The model emerging at larger firms, though, is to more clearly delineate between compensation paid for working in the business, and the risks and benefits of ownership for working on the business as a partner. Ultimately, the reality may be that only a few newer planners really have the inclination to be a partner—for the rest, the real key is to craft a career track that will leave planners not as partners at all, but simply well compensated for a job well done.
The inspiration for today’s blog post is a combination of recent conversations I’ve had with some young planners, who are all in various ways struggling in their efforts to find and proceed down a path to partnership in a financial planning firm. What was notable was not the fact that they were having some challenges; in reality, the overwhelming majority of firms do not have any concrete career path to partnership, so it’s often a “figure it out as you go” process, with all the messiness that comes with such an approach. Instead, what struck me was one simple, nagging concern: I wouldn’t want any of them as my partner, either.
What It Takes to Be a Good Partner
There is no standard template on what it takes to be a good partner, especially in the world of small businesses where every situation is somewhat unique—not because of the details of the business, but because of the strengths, weaknesses and idiosyncrasies of the partners themselves. However, I do think there’s one fundamental trait that’s crucial—a hunger, desire and drive to increase the value of the business.
As the saying goes, “50% of something is better than 100% of nothing”—which is why in general, I’m a big supporter of planning firms having partners. Far too many financial planners I see have taken it upon themselves to do everything in their business at once, and the parts that correspond to their weaknesses are not executed effectively. Most financial planning firm owners would benefit a lot by reading a book like Michael Gerber’s “E[ntrepreneur] Myth Revisited” to gain some insight. On the other hand, the idea of partnership—having a smaller piece of a bigger pie—only works when the pie gets bigger. Which means a partner needs to do more than just work in the business—which is the responsibility and expectation of every employee—but also to work on the business in some manner or another. That doesn’t necessarily mean every partner needs to be a rainmaker, but ultimately, if all partners involved don’t have a fundamental goal and desire to work on the business and grow it and increase its value in some manner, the partnership isn’t going to work.

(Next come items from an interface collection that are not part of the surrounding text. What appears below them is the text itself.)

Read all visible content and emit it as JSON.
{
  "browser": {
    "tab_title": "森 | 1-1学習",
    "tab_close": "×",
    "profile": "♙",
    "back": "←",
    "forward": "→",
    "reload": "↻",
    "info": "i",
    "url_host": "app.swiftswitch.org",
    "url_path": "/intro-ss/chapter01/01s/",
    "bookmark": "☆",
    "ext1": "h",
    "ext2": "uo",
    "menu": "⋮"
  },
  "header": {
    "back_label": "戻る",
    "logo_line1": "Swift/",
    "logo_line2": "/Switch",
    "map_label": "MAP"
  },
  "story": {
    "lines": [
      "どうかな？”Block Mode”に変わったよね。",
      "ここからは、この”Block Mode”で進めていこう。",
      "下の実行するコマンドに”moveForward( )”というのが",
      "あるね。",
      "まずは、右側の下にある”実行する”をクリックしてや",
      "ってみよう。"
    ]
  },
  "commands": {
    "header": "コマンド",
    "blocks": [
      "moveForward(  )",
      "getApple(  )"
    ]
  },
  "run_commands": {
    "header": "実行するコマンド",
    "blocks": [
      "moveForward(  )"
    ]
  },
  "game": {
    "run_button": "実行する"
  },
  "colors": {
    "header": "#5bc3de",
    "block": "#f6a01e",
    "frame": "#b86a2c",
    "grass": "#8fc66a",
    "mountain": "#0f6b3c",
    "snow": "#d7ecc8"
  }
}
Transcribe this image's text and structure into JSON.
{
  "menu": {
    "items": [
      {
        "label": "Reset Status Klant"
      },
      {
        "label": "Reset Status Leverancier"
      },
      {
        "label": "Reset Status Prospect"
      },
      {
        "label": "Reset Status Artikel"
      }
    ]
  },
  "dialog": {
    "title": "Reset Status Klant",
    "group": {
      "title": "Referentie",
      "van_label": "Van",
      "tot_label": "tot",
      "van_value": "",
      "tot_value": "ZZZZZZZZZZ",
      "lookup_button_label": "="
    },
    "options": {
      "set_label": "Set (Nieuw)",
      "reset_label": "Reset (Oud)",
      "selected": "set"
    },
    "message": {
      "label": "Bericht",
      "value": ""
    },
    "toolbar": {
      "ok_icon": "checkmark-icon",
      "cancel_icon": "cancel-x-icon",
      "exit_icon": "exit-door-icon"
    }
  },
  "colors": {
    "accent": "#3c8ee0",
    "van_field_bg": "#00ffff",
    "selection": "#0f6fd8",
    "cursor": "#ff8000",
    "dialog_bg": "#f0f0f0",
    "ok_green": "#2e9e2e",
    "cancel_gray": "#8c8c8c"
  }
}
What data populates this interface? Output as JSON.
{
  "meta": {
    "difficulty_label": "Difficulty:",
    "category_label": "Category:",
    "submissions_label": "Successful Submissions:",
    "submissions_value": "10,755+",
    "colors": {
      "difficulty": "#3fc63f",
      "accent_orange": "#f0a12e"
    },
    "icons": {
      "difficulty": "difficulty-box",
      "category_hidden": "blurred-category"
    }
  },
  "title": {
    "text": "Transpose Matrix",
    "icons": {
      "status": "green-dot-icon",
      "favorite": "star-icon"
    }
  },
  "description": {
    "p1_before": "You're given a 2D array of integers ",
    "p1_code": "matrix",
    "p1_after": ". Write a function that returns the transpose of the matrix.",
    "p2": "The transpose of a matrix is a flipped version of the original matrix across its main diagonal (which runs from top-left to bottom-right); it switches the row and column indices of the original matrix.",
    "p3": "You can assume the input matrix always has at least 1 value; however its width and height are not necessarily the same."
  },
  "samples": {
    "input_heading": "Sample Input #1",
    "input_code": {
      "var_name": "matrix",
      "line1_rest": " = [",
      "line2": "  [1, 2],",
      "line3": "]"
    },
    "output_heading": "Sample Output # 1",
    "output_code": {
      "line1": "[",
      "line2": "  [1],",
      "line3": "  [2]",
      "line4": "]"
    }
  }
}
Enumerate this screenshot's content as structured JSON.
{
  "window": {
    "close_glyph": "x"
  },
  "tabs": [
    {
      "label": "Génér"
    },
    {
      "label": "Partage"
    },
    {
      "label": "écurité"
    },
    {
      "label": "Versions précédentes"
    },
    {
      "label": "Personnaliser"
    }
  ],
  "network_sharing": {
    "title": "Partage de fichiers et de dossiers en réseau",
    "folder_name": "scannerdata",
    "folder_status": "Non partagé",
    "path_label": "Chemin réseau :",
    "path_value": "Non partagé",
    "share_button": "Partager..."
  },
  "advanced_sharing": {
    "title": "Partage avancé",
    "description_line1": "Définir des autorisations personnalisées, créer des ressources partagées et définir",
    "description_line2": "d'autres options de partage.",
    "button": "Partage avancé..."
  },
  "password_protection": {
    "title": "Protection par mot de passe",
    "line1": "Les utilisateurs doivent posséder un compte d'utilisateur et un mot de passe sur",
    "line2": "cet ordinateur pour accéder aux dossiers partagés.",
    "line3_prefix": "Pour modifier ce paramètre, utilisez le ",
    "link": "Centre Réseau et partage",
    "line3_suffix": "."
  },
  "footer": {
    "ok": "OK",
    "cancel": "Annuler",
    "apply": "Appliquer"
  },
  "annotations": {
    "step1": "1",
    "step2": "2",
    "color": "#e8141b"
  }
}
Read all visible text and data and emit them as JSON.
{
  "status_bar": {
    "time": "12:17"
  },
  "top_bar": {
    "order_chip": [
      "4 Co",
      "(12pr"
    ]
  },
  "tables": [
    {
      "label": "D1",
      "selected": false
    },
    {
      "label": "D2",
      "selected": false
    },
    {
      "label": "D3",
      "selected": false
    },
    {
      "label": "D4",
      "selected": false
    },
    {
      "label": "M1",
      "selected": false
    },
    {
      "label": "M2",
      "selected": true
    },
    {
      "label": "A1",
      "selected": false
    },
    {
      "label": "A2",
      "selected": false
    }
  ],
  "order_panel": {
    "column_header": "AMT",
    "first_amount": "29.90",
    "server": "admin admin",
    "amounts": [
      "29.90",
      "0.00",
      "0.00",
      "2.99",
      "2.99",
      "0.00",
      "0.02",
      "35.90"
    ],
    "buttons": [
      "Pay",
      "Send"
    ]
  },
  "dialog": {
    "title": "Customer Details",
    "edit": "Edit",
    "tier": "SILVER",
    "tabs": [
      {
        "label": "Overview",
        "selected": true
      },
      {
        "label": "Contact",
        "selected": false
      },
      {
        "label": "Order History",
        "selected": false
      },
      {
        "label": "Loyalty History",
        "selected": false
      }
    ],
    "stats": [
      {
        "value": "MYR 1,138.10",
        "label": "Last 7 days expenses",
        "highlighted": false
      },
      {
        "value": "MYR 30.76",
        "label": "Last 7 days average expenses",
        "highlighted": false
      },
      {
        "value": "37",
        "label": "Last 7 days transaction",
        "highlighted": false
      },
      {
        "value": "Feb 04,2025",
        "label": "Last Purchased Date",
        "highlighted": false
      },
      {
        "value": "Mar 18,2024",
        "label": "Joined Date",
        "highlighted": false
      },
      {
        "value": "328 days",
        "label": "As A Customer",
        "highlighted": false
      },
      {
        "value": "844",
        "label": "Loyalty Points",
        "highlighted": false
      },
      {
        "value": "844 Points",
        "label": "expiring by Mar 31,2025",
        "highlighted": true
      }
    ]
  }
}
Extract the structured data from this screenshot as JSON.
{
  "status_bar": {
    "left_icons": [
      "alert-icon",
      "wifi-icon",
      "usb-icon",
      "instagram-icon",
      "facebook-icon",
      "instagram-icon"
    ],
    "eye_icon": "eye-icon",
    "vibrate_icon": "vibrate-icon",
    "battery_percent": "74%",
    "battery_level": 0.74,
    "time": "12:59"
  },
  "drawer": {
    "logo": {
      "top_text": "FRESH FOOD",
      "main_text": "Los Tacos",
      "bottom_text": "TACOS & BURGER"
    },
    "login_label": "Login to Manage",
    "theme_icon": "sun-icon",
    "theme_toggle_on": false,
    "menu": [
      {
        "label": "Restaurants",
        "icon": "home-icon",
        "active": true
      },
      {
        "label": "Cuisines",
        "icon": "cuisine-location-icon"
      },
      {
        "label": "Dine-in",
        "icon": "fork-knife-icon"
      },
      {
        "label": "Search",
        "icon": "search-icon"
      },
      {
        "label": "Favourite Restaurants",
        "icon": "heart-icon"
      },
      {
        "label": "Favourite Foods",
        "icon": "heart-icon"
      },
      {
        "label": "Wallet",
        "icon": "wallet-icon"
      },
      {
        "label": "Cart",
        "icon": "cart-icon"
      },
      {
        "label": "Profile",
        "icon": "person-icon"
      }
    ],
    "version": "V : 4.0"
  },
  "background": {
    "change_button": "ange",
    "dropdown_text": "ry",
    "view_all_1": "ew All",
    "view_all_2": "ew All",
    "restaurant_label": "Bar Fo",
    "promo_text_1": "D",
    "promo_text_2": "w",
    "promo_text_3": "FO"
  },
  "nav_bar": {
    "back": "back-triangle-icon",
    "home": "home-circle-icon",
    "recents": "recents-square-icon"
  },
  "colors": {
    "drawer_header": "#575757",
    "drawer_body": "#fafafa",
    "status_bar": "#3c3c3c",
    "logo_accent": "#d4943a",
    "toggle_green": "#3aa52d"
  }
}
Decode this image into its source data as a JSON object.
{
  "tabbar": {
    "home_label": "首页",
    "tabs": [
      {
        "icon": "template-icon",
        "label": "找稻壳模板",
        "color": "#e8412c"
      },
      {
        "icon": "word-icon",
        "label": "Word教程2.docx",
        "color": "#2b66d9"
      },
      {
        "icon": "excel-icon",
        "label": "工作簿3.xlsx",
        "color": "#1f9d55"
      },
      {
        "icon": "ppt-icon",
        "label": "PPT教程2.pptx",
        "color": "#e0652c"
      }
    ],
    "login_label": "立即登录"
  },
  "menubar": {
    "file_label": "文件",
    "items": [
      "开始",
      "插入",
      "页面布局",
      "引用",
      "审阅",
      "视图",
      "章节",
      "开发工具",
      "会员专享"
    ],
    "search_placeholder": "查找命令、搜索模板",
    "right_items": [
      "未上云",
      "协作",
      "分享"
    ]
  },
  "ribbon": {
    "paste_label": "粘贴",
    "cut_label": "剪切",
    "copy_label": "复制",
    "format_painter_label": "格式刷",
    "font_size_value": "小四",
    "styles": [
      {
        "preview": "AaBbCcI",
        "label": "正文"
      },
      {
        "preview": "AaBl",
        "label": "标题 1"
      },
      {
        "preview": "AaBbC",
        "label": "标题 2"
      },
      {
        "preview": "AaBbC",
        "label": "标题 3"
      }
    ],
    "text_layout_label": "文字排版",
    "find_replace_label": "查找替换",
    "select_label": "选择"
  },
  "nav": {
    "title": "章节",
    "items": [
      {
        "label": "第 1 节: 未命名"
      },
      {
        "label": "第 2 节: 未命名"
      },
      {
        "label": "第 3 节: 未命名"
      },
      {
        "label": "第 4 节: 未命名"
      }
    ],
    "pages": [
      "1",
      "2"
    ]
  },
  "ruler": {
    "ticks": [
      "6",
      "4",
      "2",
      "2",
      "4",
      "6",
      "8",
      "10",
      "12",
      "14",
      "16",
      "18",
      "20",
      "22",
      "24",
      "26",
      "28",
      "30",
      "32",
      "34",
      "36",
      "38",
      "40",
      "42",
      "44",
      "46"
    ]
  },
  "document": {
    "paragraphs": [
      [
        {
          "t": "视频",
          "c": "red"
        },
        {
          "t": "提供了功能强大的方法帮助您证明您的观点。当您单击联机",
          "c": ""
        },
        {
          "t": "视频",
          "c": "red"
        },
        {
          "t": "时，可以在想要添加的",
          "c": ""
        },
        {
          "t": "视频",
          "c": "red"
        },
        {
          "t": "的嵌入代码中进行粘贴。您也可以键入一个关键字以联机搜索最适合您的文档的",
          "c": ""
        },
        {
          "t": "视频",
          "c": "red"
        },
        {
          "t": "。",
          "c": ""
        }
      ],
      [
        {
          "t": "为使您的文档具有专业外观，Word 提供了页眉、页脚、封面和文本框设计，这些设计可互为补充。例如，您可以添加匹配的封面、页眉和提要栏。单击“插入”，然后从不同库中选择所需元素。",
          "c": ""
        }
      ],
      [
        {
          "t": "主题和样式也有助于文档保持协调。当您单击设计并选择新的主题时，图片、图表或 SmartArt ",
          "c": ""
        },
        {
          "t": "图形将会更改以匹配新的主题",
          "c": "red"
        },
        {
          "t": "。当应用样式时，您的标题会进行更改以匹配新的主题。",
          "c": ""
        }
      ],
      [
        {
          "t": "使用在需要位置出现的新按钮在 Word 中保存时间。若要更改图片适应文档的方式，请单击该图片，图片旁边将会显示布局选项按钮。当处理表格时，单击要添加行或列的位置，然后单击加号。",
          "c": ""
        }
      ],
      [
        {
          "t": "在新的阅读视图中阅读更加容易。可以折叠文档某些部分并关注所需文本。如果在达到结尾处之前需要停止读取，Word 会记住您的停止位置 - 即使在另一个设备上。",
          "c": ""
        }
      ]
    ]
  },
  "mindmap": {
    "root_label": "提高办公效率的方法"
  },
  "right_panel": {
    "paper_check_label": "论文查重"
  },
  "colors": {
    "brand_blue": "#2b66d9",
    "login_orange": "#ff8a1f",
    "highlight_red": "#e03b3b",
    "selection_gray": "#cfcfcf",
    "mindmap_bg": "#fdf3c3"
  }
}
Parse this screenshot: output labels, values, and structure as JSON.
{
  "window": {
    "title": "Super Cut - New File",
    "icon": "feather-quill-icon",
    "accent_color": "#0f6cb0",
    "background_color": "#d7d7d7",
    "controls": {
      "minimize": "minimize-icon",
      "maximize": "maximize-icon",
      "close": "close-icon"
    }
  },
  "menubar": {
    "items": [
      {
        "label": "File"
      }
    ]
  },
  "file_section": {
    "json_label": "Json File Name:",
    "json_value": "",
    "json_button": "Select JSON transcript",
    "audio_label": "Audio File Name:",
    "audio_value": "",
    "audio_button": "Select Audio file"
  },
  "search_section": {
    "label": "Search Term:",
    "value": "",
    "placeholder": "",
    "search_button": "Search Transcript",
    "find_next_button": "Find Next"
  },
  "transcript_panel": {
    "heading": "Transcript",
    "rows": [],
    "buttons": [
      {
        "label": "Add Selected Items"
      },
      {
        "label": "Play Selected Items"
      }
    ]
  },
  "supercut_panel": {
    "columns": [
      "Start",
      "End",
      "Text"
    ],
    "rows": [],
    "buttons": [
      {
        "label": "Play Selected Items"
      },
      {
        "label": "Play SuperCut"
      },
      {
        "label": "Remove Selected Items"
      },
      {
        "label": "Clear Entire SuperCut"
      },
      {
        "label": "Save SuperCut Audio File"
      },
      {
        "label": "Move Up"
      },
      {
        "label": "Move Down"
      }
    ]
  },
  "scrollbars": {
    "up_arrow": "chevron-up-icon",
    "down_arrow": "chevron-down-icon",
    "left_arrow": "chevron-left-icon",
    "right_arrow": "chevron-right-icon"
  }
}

By contrast, in my interactions with all of the young planners I mentioned earlier, I don’t believe that any of them had any particular interest in building and growing a business. In reality, all they simply wanted was to feel well compensated for a job well done.
In the second part of the post, we’ll look at what proper compensation is for a job well done, as well as how to get on the right career track.
Mr. Kitces, a regular AdvisorOne blogger, will be presenting at FPA Experience 2012 on “Understanding the New Medicare Taxes” as well as signing copies of his new book, The Advisor’s Guide to Annuities, 3rd edition, published for 2012 by The National Underwriter Company.–Ed.